Wednesday, May 2, 2012 at 7:03 AM
Underneath the firepower in Rodriguez's enchanting "Fog" lies the work of a remarkable composer.
Related ArticlesAlfredo Rodriguez: 'Crossing The Border' To Meet A Legend
The Cuban jazz pianist was arrested and nearly deported entering the U.S. to work with Quincy Jones.
Like many musicians who've come through Cuba's music conservatory, 26-year-old pianist Alfredo Rodríguez displays ferocious virtuosity on his splendid debut, Sounds of Space. Underneath all the firepower, though, lies a remarkable composer who knows how to pull back from the razzle-dazzle and play a piece that's more memorable for its melody and arrangement than for his awe-inspiring technique.
His enchanting "Fog" practically qualifies as 21st-century chamber music. Rodríguez hammers out a dark, cyclical melody that's soon shadowed by the Santa Cecila Quartet's haunting woodwind and brass arrangement. Drummer Michael Olivera and bassist Gaston Joya provide subtly pliant momentum which helps the song retain its jazz aesthetic. Soon enough, Rodríguez's solo emerges then submerges itself within the evocative arrangement, affording the composition cinematic splendor worthy of his mentor, Quincy Jones, who produced Sounds of Space.
At just shy of five minutes, "Fog" never overstays its welcome; in fact, it sounds as if it's an excerpt from a grander composition.

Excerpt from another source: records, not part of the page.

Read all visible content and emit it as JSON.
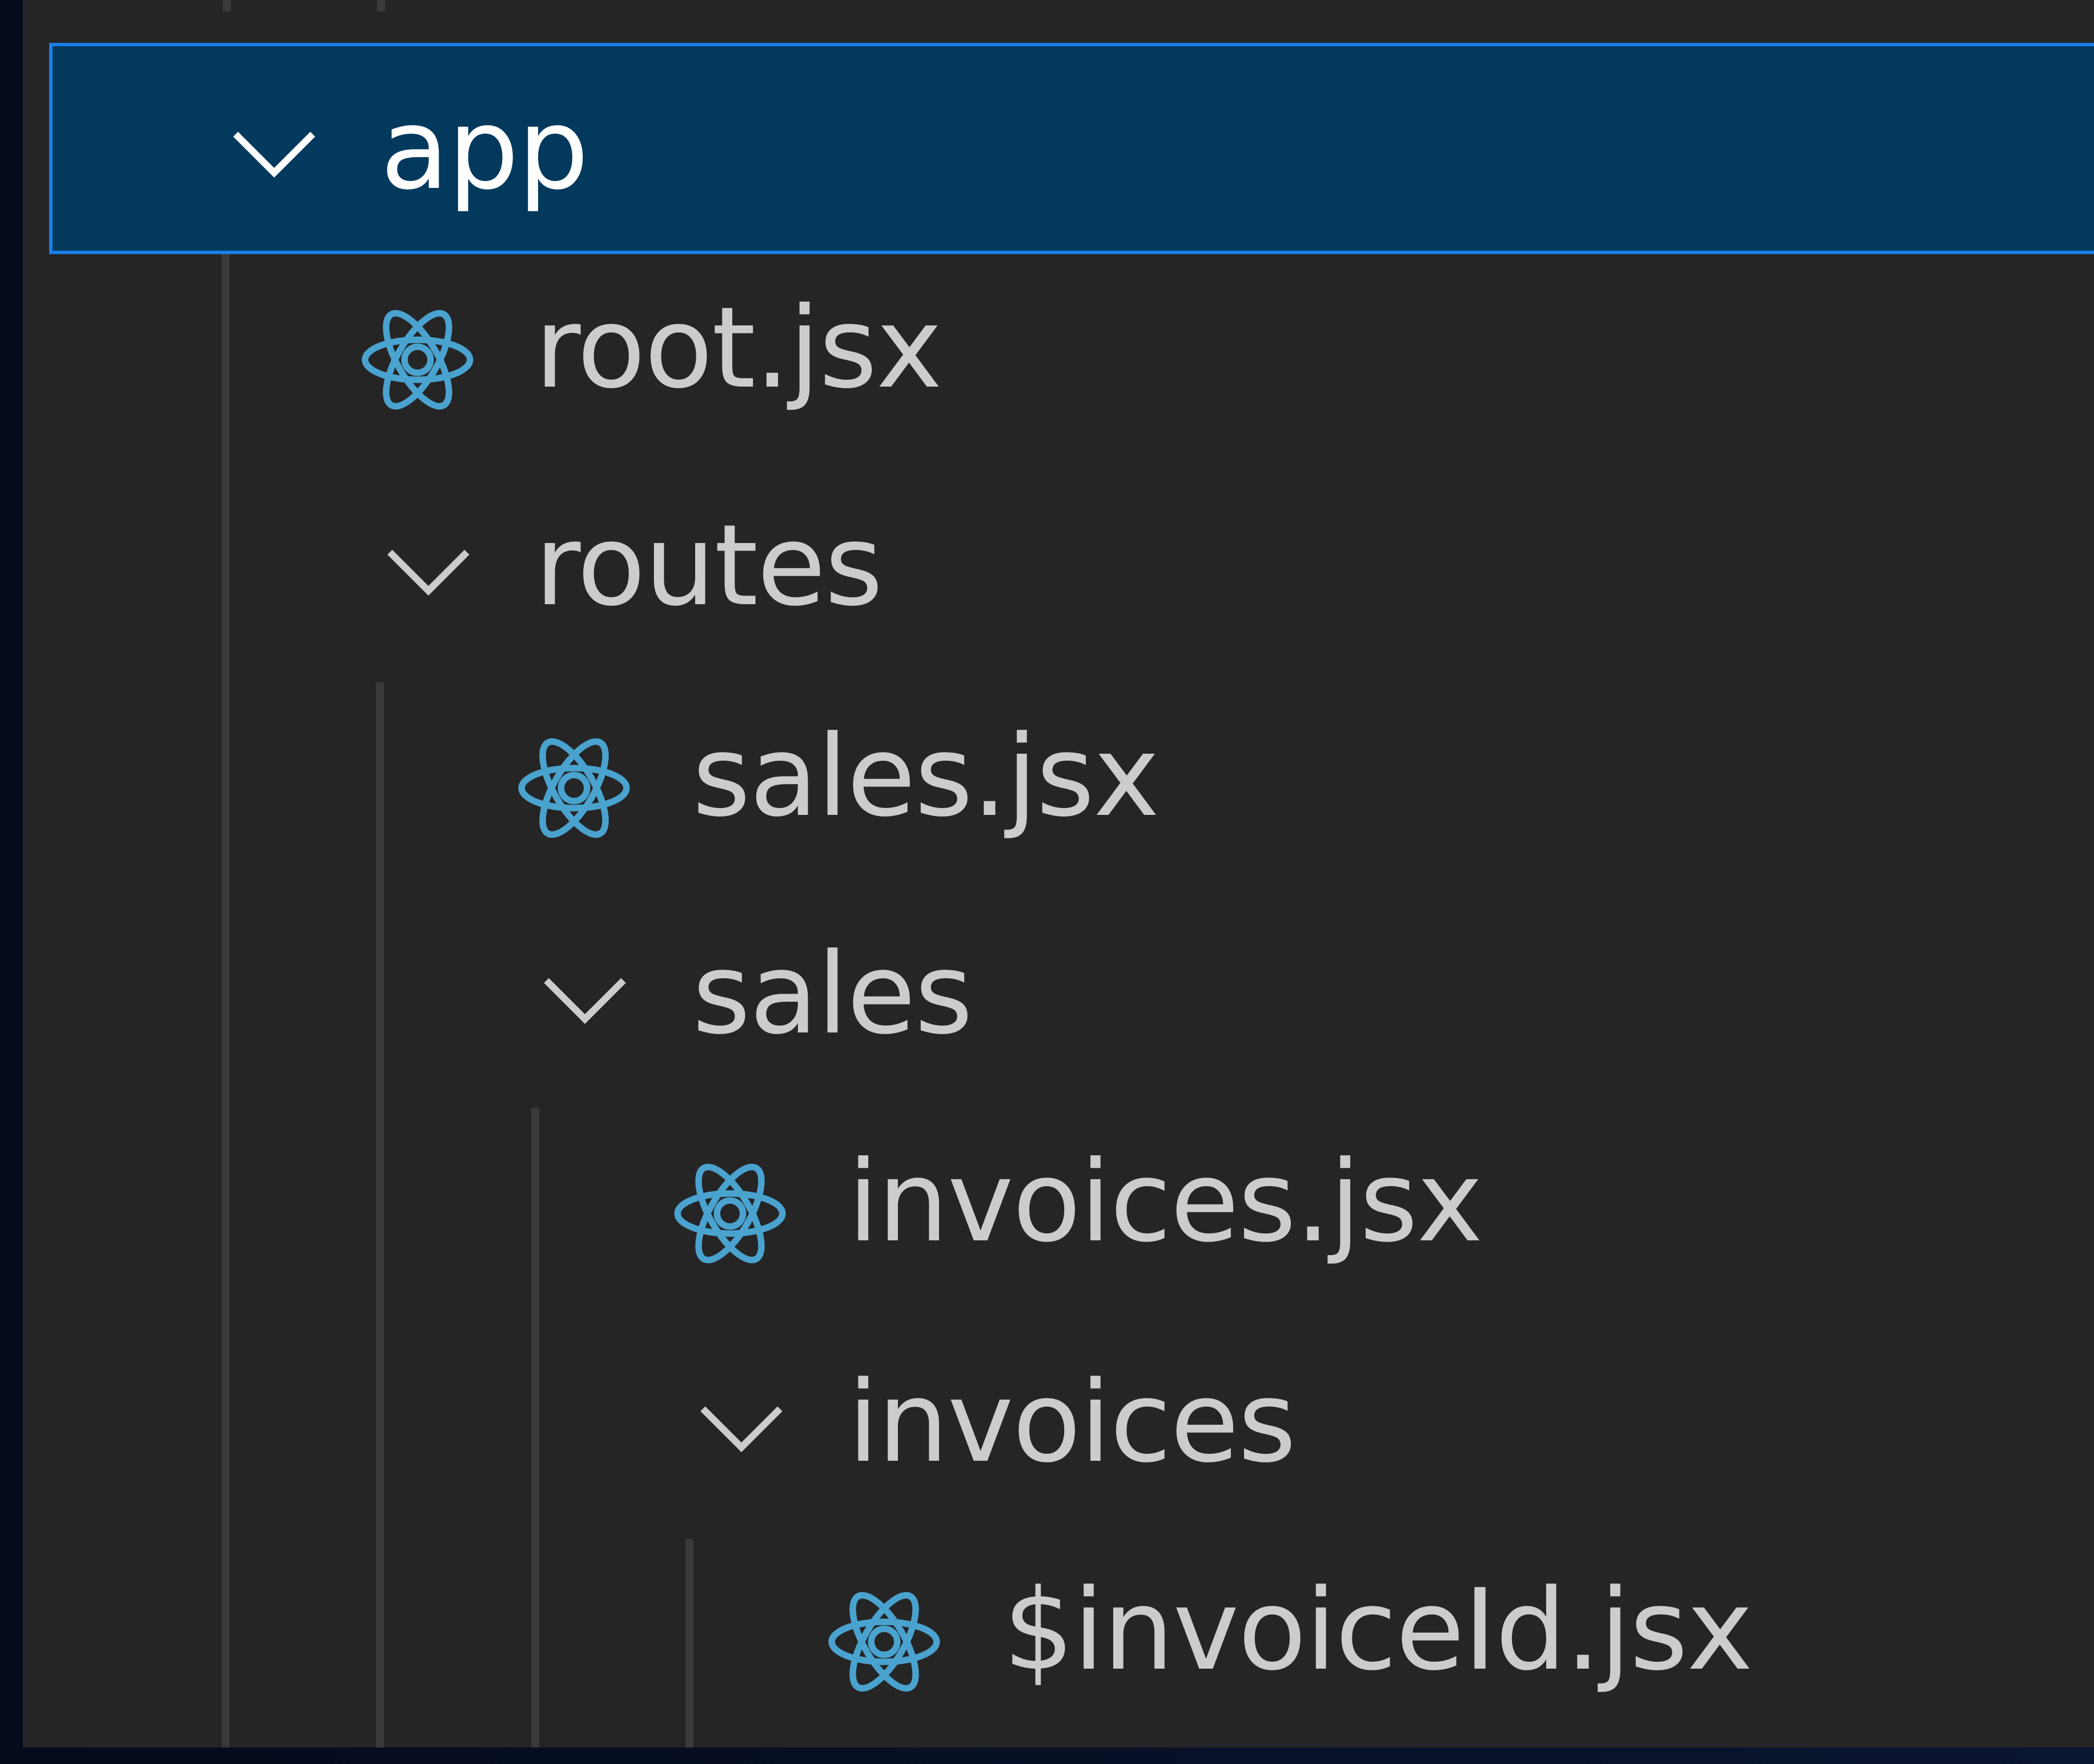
{
  "explorer": {
    "items": [
      {
        "label": "app",
        "kind": "folder",
        "expanded": true,
        "selected": true,
        "depth": 0
      },
      {
        "label": "root.jsx",
        "kind": "file",
        "icon": "react-icon",
        "depth": 1
      },
      {
        "label": "routes",
        "kind": "folder",
        "expanded": true,
        "depth": 1
      },
      {
        "label": "sales.jsx",
        "kind": "file",
        "icon": "react-icon",
        "depth": 2
      },
      {
        "label": "sales",
        "kind": "folder",
        "expanded": true,
        "depth": 2
      },
      {
        "label": "invoices.jsx",
        "kind": "file",
        "icon": "react-icon",
        "depth": 3
      },
      {
        "label": "invoices",
        "kind": "folder",
        "expanded": true,
        "depth": 3
      },
      {
        "label": "$invoiceId.jsx",
        "kind": "file",
        "icon": "react-icon",
        "depth": 4
      }
    ]
  },
  "colors": {
    "background": "#252526",
    "selection_background": "#04395e",
    "selection_border": "#1a7ee6",
    "text": "#cccccc",
    "selected_text": "#ffffff",
    "react_icon": "#4aa3cf",
    "indent_guide": "#3a3a3a"
  }
}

Which is appropriate, because the song itself provides a wondrous teaser for Rodríguez's rapidly developing compositional ingenuity. [Copyright 2012 National Public Radio]
This article is filed in: Music Reviews
In "Libby," Fuller takes a brooding, beautiful look into a world of obsession, betrayal and regret.
Lisa Marie Presley: Rock's Princess Finds Her Voice
Presley has weathered personal storms with grace. On her new album, she hints that she's just begun.
Kathleen Ferrier: A Voice Not Forgotten
A new 14-CD set marks the centenary of the great English singer's birth.
Louis Armstrong: With Love And Grace, A Final 'Hello'
In one of his final performances, Armstrong used "Hello Dolly" to convey the joy of being alive.
John Talabot: From Sleek Grooves, A Fluid Sound
The tempo of "Destiny" would fall perfectly in sync with the bolt strut of a high-paid runway model.
News updates from WGBH